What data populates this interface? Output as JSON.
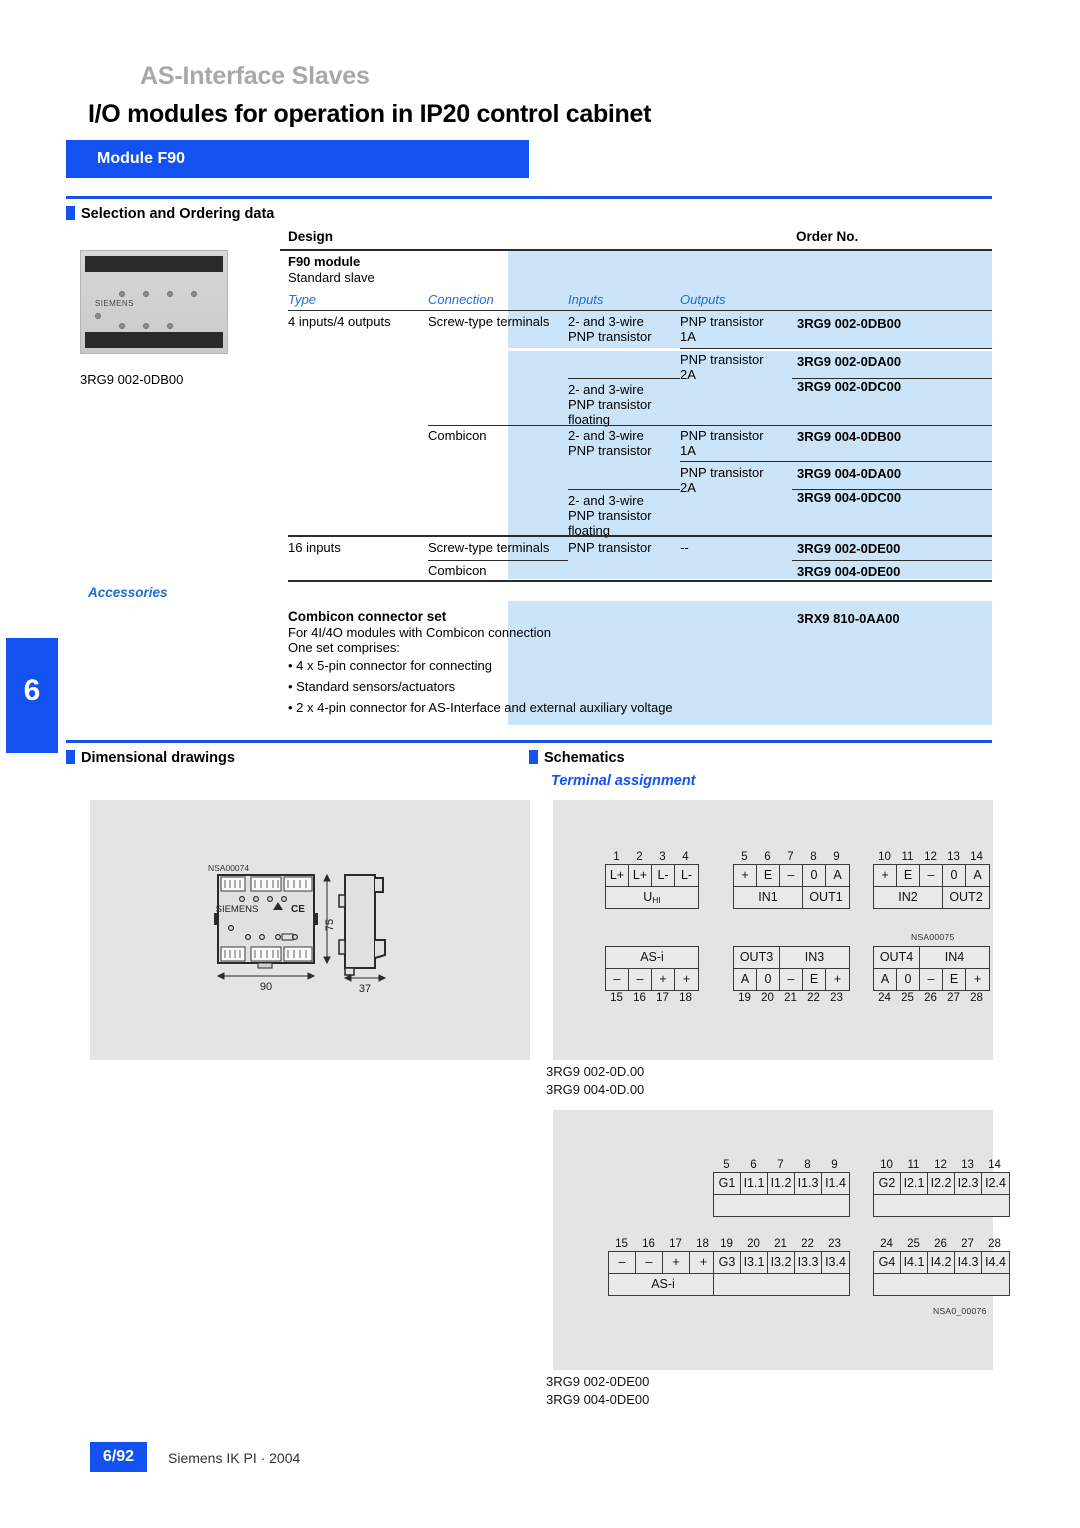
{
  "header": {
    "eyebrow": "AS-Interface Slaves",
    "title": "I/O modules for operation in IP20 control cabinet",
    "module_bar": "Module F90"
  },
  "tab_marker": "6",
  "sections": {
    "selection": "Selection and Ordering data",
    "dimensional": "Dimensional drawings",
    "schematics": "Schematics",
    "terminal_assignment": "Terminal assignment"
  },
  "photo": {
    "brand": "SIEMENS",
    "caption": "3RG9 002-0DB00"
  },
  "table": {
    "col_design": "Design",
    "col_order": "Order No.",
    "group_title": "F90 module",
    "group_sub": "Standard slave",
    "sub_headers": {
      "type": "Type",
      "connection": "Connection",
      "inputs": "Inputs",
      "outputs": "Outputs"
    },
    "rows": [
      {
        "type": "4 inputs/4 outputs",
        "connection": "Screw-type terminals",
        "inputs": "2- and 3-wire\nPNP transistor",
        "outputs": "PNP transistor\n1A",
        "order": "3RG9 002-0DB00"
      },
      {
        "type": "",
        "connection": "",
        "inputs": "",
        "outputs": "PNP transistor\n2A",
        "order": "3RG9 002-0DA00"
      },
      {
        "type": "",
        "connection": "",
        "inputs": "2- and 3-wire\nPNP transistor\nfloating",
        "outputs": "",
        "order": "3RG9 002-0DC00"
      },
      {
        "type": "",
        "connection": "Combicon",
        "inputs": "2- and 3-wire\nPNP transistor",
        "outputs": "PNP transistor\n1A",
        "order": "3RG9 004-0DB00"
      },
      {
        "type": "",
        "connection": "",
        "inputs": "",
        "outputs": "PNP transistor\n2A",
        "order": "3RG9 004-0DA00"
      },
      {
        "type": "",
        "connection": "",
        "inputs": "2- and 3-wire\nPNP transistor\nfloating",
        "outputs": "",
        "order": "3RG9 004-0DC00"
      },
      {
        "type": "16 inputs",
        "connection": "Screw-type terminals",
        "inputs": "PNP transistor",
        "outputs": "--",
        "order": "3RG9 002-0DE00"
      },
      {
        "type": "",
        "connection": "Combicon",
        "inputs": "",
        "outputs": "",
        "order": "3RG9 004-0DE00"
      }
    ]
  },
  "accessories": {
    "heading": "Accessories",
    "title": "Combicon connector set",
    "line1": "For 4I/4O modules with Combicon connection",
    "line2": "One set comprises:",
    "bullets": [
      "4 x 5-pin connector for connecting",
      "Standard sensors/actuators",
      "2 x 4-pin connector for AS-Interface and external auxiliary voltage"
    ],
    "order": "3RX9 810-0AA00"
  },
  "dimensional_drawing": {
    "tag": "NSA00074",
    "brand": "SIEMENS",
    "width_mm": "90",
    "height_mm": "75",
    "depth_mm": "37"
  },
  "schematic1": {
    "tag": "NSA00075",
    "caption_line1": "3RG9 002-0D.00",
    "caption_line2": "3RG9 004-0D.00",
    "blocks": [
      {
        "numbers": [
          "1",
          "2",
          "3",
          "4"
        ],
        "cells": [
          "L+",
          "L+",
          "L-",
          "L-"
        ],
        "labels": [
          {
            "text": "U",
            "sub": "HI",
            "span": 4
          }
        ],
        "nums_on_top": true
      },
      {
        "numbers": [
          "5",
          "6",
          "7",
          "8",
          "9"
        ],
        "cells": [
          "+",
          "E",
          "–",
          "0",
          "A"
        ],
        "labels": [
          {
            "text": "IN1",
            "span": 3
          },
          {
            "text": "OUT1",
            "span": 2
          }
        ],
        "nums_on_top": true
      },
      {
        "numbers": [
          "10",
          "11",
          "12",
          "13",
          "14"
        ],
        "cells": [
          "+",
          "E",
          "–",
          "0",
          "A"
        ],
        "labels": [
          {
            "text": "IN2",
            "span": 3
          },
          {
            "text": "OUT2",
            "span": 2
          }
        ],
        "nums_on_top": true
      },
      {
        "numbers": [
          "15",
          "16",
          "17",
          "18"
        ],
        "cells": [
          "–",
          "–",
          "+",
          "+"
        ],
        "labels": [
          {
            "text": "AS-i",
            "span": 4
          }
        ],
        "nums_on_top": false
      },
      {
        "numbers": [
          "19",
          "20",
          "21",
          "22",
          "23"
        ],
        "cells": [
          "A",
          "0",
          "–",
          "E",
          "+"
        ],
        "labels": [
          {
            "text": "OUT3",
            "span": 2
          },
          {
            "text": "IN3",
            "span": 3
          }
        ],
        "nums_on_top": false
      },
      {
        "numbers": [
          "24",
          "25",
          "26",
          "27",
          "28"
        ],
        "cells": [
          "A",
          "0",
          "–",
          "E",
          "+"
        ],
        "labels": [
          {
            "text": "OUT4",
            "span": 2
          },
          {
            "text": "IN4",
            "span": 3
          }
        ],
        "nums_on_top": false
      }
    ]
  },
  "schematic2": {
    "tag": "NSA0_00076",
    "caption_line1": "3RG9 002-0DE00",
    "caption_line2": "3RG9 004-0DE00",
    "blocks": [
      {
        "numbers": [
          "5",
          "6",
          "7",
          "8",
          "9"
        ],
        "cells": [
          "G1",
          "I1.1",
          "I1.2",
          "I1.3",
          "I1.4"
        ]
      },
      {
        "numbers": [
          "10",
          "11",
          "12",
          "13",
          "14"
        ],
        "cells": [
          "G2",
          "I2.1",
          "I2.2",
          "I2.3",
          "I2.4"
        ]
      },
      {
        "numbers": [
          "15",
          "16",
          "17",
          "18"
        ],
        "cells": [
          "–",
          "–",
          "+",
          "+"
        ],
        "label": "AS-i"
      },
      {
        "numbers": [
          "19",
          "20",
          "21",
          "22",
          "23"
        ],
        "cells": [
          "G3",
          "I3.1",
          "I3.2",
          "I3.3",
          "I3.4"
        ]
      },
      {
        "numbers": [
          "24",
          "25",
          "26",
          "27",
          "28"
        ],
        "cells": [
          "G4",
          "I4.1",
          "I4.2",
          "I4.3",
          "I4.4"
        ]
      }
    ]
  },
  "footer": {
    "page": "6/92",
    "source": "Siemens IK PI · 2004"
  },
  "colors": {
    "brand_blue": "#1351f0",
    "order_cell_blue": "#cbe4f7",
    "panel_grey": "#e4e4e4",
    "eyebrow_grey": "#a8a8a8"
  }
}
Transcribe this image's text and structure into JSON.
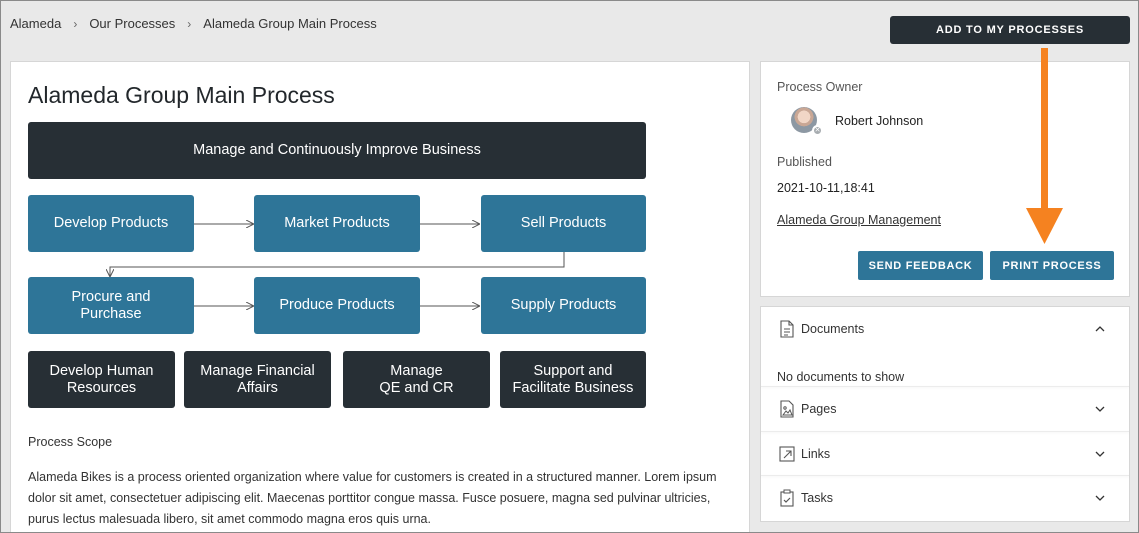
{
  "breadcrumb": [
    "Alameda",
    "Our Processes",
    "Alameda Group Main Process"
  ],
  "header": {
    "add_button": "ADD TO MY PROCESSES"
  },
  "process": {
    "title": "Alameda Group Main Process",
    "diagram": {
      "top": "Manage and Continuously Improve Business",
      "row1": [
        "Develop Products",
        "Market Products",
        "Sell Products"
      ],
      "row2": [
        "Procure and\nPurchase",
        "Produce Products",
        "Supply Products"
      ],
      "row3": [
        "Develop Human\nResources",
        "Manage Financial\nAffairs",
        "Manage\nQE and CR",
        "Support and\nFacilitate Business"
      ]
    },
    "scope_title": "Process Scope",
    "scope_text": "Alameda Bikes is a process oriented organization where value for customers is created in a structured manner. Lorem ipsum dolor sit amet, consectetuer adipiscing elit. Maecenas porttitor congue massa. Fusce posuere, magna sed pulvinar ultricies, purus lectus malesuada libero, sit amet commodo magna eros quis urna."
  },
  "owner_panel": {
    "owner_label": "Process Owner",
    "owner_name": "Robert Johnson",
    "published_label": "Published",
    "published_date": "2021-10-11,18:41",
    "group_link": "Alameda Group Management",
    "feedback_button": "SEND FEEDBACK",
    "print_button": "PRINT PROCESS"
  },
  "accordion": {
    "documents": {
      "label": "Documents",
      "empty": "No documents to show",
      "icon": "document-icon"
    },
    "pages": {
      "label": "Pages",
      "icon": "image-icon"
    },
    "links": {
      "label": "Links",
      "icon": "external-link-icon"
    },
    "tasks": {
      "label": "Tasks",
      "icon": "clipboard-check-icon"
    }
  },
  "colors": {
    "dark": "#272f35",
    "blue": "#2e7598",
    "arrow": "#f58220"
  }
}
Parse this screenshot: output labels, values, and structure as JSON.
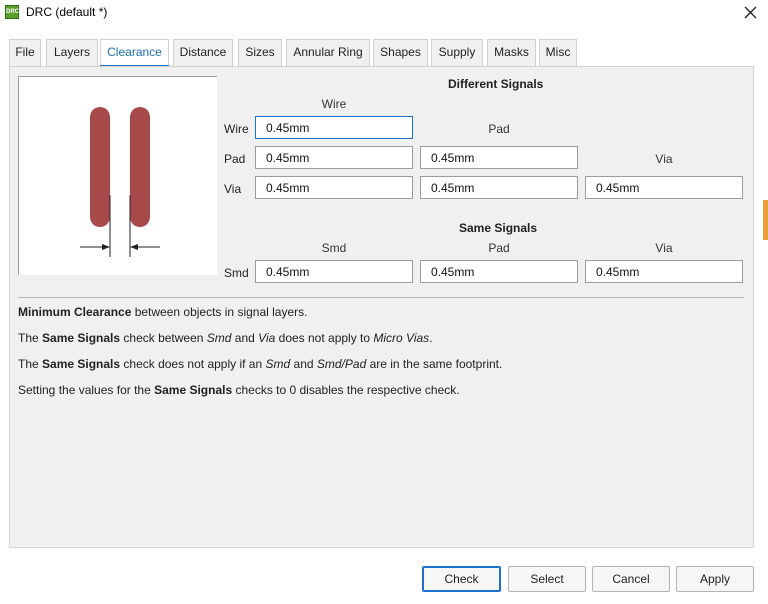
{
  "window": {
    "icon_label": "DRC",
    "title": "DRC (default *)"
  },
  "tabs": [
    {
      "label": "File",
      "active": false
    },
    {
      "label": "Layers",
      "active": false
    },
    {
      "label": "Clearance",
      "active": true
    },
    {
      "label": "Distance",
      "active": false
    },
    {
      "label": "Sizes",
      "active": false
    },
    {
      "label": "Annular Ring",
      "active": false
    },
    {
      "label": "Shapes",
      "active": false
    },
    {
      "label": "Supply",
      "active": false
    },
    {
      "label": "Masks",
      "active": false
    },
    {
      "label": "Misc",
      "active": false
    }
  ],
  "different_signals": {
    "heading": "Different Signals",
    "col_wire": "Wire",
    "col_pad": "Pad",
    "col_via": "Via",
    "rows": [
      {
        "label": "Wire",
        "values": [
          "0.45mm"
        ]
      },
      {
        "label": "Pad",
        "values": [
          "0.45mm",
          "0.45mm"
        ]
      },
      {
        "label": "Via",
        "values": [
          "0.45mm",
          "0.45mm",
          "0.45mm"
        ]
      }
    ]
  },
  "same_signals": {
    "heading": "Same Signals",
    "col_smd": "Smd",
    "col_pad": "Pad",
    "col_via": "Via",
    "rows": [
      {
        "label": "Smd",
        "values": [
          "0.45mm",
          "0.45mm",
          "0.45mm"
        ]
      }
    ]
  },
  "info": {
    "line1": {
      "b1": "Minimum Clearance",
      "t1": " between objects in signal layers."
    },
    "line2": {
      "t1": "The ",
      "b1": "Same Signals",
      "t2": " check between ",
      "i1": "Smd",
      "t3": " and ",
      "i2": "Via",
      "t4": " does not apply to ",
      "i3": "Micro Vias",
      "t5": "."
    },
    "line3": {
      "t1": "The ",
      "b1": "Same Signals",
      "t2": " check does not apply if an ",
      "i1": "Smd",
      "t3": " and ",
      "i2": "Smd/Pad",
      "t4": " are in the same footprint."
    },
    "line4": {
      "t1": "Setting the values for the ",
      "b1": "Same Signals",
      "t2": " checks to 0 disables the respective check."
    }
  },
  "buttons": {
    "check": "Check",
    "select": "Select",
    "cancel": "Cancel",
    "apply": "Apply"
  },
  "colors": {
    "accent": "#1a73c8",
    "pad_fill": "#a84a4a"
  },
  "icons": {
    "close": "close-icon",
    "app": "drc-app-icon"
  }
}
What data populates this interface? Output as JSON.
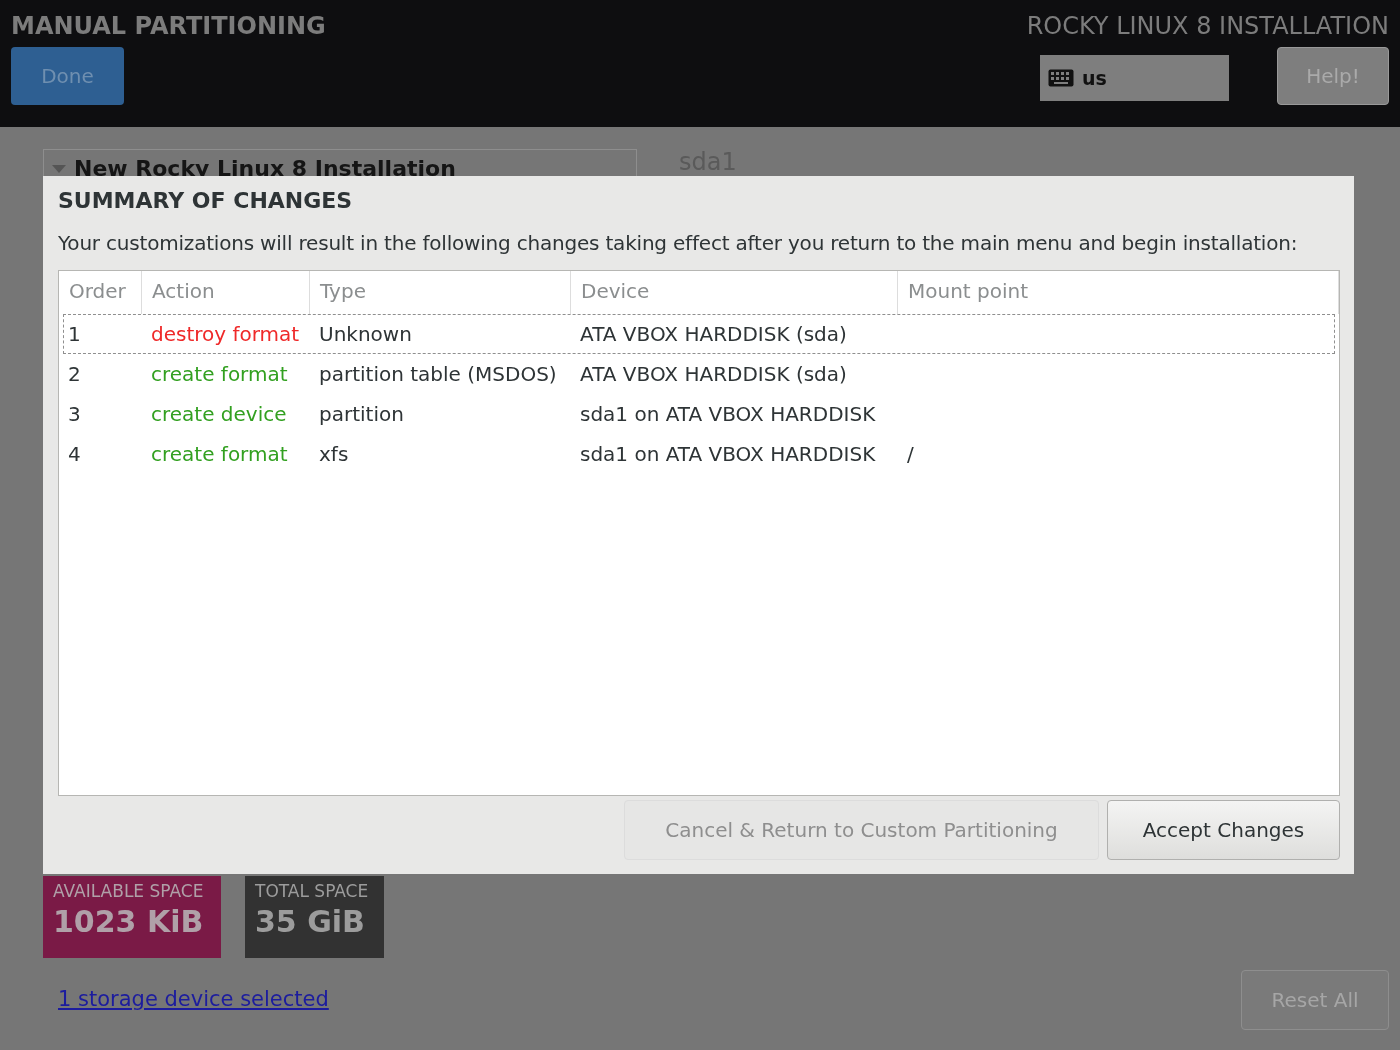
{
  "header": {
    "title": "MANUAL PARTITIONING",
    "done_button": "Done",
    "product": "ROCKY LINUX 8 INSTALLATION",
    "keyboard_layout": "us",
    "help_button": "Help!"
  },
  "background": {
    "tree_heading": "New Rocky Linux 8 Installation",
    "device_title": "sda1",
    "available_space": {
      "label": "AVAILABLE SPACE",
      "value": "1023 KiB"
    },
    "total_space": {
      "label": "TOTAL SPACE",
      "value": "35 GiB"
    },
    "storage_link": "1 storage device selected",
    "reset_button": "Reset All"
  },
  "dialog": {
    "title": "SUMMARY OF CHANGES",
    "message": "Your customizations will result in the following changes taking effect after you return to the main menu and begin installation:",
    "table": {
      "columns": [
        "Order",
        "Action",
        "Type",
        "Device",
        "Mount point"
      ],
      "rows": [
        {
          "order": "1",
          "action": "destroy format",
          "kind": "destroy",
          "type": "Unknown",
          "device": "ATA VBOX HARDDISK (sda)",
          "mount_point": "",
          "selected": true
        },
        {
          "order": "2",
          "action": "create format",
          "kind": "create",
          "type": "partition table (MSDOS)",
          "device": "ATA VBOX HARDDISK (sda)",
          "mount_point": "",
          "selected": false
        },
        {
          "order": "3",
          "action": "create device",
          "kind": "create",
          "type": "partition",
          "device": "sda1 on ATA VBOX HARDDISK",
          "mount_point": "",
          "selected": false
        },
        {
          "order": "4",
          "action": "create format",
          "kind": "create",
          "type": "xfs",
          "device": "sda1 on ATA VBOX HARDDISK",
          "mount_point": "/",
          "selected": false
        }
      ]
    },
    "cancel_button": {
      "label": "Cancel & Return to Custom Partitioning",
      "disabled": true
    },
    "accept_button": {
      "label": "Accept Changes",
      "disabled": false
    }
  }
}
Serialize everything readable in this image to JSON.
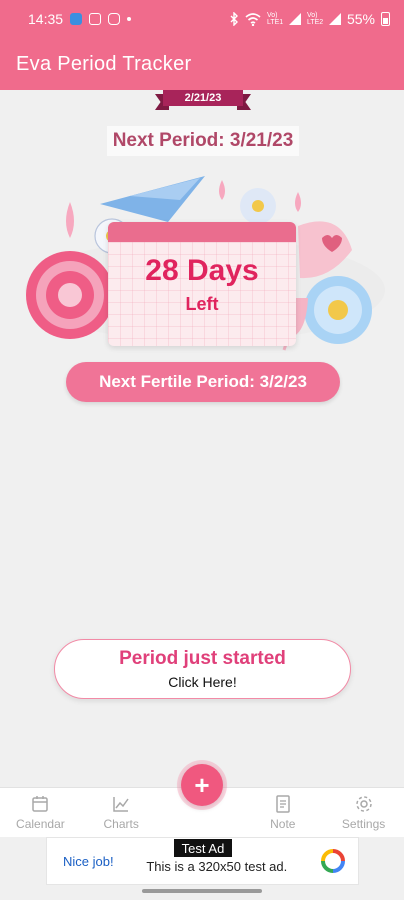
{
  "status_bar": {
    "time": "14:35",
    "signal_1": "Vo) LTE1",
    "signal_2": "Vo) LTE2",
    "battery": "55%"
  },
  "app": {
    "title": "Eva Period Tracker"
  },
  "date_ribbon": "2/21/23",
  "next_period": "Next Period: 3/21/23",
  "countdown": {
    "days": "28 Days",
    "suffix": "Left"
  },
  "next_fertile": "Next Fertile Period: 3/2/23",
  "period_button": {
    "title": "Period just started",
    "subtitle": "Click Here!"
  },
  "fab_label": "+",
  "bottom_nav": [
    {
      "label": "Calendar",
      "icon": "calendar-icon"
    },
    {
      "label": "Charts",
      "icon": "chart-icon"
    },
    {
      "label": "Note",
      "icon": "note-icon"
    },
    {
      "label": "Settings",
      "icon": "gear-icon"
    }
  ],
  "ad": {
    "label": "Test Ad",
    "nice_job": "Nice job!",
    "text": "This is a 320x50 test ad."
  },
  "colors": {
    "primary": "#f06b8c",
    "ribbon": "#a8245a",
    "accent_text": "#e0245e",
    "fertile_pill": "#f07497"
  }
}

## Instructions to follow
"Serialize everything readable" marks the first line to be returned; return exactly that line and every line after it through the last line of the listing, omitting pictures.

## Solution
Serialize everything readable in this image to JSON.
{
  "status_bar": {
    "time": "14:35",
    "signal_1": "Vo) LTE1",
    "signal_2": "Vo) LTE2",
    "battery": "55%"
  },
  "app": {
    "title": "Eva Period Tracker"
  },
  "date_ribbon": "2/21/23",
  "next_period": "Next Period: 3/21/23",
  "countdown": {
    "days": "28 Days",
    "suffix": "Left"
  },
  "next_fertile": "Next Fertile Period: 3/2/23",
  "period_button": {
    "title": "Period just started",
    "subtitle": "Click Here!"
  },
  "fab_label": "+",
  "bottom_nav": [
    {
      "label": "Calendar",
      "icon": "calendar-icon"
    },
    {
      "label": "Charts",
      "icon": "chart-icon"
    },
    {
      "label": "Note",
      "icon": "note-icon"
    },
    {
      "label": "Settings",
      "icon": "gear-icon"
    }
  ],
  "ad": {
    "label": "Test Ad",
    "nice_job": "Nice job!",
    "text": "This is a 320x50 test ad."
  },
  "colors": {
    "primary": "#f06b8c",
    "ribbon": "#a8245a",
    "accent_text": "#e0245e",
    "fertile_pill": "#f07497"
  }
}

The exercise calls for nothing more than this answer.